"The Constitutional amendment is not violating the basic structure. We are just trying to bring in such things which people were hardly aware of," the AG said. He also said that no body's right was being affected by this present amendment and it was valid.
"What is so great happening that everything will come to an end. Lets test it first. The questions you are raising are the matter of debate, but, first allow it function," Rohtagi said.
Initiating his arguments, senior advocate KK Venugopal, appearing for Madhya Pradesh, alleged, "The judiciary wrested from the executive the power of judges appointment, consciously withheld by Constitution makers."
He referred to various judgements and constitutional provisions and said that earlier, the executive had the authority to appoint judges and it was taken away by the judiciary in 1993. At the fag end of the hearing, the bench said that the if it decides quash the new law and the constitutional amendment then the collegium system would be "revived".
Backing the NJAC, Venugopal said, "With civil society also represented, the effective mix of these classes will result in judges of the highest calibre being selected, especially because of the secretariat to be maintained, which undoubtedly would have a database of the best judgements delivered by a judge disclosing the extent of his learning, knowledge and common sense as well."
"It is submitted that the inclusion of these eminent persons in the process of appointments is a matter of policy and would in no circumstance violate the independence of the judiciary. In this background, though this issue may not arise for consideration, studies have shown that the presence of lay men or eminent persons would always enhance the quality of the judges selected and consequently would foster independence of the Judiciary," he said.

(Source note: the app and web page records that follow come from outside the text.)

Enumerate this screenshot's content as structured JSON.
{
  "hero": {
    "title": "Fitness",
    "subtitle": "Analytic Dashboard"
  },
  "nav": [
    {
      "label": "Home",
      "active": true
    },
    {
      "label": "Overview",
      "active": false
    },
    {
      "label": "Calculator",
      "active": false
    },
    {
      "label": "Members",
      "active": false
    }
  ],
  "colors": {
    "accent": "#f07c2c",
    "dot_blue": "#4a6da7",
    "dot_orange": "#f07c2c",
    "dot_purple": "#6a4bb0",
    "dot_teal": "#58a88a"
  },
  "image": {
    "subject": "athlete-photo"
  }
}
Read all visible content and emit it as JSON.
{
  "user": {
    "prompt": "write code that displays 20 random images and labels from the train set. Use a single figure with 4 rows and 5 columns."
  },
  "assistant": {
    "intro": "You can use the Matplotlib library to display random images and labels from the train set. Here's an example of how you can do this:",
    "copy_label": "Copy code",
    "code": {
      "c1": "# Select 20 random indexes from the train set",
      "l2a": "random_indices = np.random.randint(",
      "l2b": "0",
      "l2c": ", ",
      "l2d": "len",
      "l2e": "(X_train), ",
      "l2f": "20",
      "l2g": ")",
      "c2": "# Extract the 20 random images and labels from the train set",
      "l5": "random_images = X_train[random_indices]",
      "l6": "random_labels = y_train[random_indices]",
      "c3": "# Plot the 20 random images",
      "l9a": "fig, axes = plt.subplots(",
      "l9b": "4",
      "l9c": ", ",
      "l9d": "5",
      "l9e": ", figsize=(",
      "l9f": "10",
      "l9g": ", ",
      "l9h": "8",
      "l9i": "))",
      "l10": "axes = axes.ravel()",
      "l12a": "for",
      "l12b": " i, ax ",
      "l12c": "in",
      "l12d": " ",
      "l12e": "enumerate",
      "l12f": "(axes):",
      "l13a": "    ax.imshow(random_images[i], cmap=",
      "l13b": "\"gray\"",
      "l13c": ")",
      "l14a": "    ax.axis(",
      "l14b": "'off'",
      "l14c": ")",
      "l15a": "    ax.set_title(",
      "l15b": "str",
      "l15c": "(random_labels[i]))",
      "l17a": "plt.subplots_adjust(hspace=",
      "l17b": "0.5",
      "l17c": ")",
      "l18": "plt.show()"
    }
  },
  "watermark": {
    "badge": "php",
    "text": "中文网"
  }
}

In April, the government had notified the NJAC Act, 2014 and the Constitution (Ninety-ninth Amendment) Act, 2014 for bringing in a change in the existing system for appointment of judges in Supreme Court and high courts.
The acts provide for a transparent and broad-based process of selection of judges of the Supreme Court and High Courts by the NJAC.